The Accrington Pals and the Benedictine Connection – or ‘A Bene ‘n ‘ot’ – 1918
It is a remarkable fact that more Benedictine liqueur is drunk in East Lancashire – more specifically the area which includes Accrington, Blackburn and Burnley – than anywhere outside France, and that the Burnley Miners Social Club is to this day, reportedly the world’s biggest single consumer.
The connection dates from at least the days following the end of the First World War, when the 11th (Service) Battalion, East Lancashire Regiment – better known as the famous Accrington Pals – was based in the Le Havre, Harfleur and Fecamp area, close to the Benectine Abbey which produces the liqueur, from June to October 1919.
The Armistice on 11 November 1918 found the Accrington Pals at Gramont, in Belgium. From there they moved back to France, to St Omer, Calais, and Abbeville before being posted to Le Havre in early June 1919, and finally to No 2 Dispatching Camp at Harfleur (now a suburb of Le Havre) on 25 June 1919. This, as the name implies, was a base from which men went to England for demobilisation.
Both those awaiting demobilisation, and men newly posted in to the camp, spent their time on route marches, lectures, football and cricket. It was inevitable that the camp would have a relatively relaxed atmosphere. Everyone, officers and men alike, looked forward to going home for good. There was plenty of free time – time to sight-see, and to dine and drink in the cafes and bars in the area.
The town and port of Fecamp is just over 20 miles from Harfleur. A particular attraction of the town is Le Palais Benedictine, a huge neo-Gothic building in the town centre. Le Palais had produced Benedictine since 1863. It is possible that, in 1919, parties of the Pals visited the distillery. What is more certain is that Benedictine was sold in every café and bar in Harfleur and Le Havre.
Men whose physical condition had suffered in years of fighting, or were still recuperating from wounds and sickness, all agreed that ‘a Bene’ had medicinal properties and a fortifying effect. The liqueur rapidly became the Pals favourite tipple. So when they returned home to East Lancashire, it was inevitable that they began to ask for ‘a Bene.’
Such was the demand for the drink that sales in East Lancashire soon amounted to most of the sales in Britain, and so it has continued to this day.
To keep out the chill of the bleak Lancashire winter, they sought the glowing comfort of a ‘Bene’ with added hot water – a ‘Bene and (h)’ot’: a uniquely English way of drinking Benedictine, still one of the most popular mixed drinks in Lancashire.
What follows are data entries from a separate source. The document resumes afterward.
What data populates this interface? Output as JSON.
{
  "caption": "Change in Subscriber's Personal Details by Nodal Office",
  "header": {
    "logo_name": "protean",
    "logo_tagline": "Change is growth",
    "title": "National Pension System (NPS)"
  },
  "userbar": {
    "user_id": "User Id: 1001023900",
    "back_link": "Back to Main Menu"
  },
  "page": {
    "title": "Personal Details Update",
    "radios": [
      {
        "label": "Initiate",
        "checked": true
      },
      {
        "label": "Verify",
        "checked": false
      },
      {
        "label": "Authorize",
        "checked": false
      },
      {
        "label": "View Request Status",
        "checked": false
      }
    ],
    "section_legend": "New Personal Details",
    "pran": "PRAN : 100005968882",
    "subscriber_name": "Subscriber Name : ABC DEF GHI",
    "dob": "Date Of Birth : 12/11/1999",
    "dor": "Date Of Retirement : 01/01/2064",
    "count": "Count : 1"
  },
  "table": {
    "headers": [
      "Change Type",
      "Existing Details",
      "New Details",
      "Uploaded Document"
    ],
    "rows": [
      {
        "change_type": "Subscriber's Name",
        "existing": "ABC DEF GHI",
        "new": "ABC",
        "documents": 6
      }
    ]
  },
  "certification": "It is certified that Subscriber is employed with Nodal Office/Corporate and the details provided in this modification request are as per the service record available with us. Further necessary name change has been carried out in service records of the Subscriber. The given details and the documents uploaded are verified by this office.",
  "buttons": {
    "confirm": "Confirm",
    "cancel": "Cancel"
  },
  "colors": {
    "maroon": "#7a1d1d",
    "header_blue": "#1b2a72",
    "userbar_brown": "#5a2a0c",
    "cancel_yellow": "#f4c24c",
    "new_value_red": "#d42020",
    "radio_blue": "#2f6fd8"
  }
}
It can be purchased, for instance, at every home game of Burnley United Football Club (the ‘Clarets’), where its devotees insist that there is no better way of keeping out the winter chill while manning the terraces.
In the 21st Century, there are also other unconventional ways to enjoy Benedictine – with tonic and a dash of lemon juice, or with grapefruit juice, or Café Benedictine (black coffee with a generous tot of Benedictine, topped with whipped cream), to name but three. In the kitchen, fruit cake with Benedictine (soak the ingredients in the liqueur overnight), or Benedictine Tart (soak the raisins overnight), can be made and enjoyed with a glass of Bene as a ‘digestif’.
Of course, the Accrington Pals cannot take all the credit for these modern cocktails and dishes, but at least they forged the first links of this most pleasurable chain that binds so many in East Lancashire to Le Palais in Fecamp.
(The Lancashire Infantry Museum is indebted for this article to the late William Turner, who through years of study and research, probably knew more about the Accrington Pals, or did more to preserve their memory, than anyone else in recent times)